AgeMale(mcg, IU)Female(mcg, IU)
0-12 months*10, 40010, 400
1-70 years15, 60015, 600
>70 years20, 80020, 800

* Adequate intake

An estimated 41.6% of Americans have a vitamin D deficiency. Given the high prevalence, research surrounding the effects of vitamin D deficiency on brain health may have important public health implications, though further investigation is needed.

If you are looking to increase your vitamin D levels to meet the recommended daily intake, you may consider the following sources of vitamin D:

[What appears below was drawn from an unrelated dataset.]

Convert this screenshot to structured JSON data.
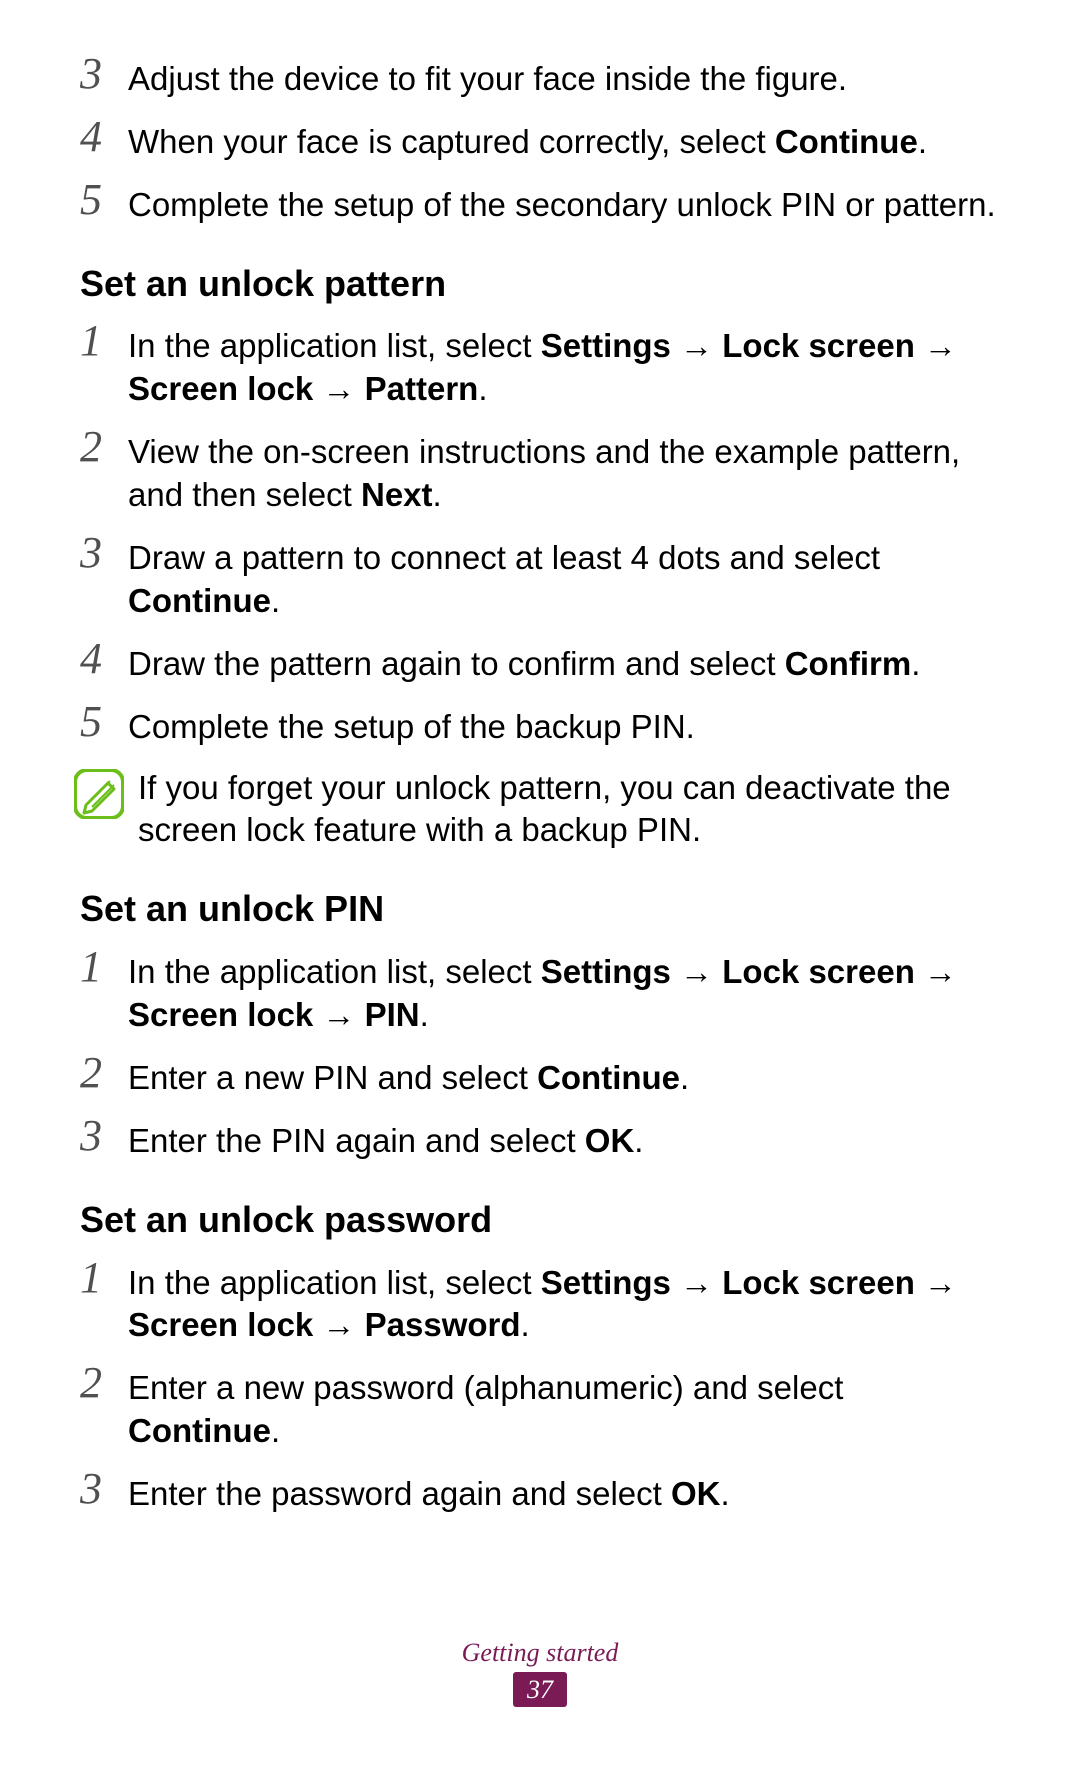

  • Certain foods: While few foods naturally contain vitamin D, fatty fish (e.g. mackerel, trout, salmon, and tuna) and fish oils are a good way to boost your vitamin D levels. Egg yolks, cheese, and beef liver contain small amounts of vitamin D.
  • Sun exposure: Most people can make enough vitamin D needed to meet the above requirements through exposure to sunlight. The energy from the sun transforms a chemical in your skin into vitamin D3. It is then carried to the liver and finally to the kidneys, where it is turned into active vitamin D.
  • Dietary supplements: Dietary supplements are another source of vitamin D and can be a good option in winter months or in locations that do not receive as much sunlight.

Take Charge of Your Brain Health with Altoida

It is never too early or too late to start making positive lifestyle changes and taking charge of your brain health.

At Altoida, we are dedicated to providing a reliable, affordable, and highly accurate way to measure and monitor your brain health. We are building the world’s-first Precision Neurology platform and app-based medical device—backed by 11 years of clinical validation—to accelerate and improve drug development, neurological disease research, and patient care.

By completing a 10-minute series of augmented reality and motor activities designed to simulate complex Activities of Daily Living on a smartphone or tablet, Altoida’s device extracts and provides robust measurements of neurocognitive function across 13 neurocognitive domains. Our device measures and analyzes nearly 800 multimodal cognitive and functional digital biomarkers. Through the collection of highly granular data from integrated smartphone or tablet sensors, Altoida’s device produces comprehensive neurocognitive domain scores. This data can be tracked longitudinally to reveal trends and patterns while flagging concerning ones.

To learn more about the effects of vitamin D deficiency on brain health or about using Altoida’s Precision Neurology platform to monitor your brain health, contact us today.

Contact Us

At Altoida, we use digital biomarkers to radically change the method of assessing brain health and cognitive diseases. After nearly two decades of research, we are developing a platform and device to measure and analyze cognitive biomarkers associated with cognitive impairment to evaluate perceptual and memory function.
Contact Us

Contact Us

80 M Street SE, Suite 100 Washington, DC 20003 USA 

CONTACT@ALTOIDA.COM

Follow Us

Policy

By visiting our Website and/or using the Services in any manner, you acknowledge that you accept the practices and policies outlined in our Privacy Policy.


Our Disclaimer

@ Altoida 2022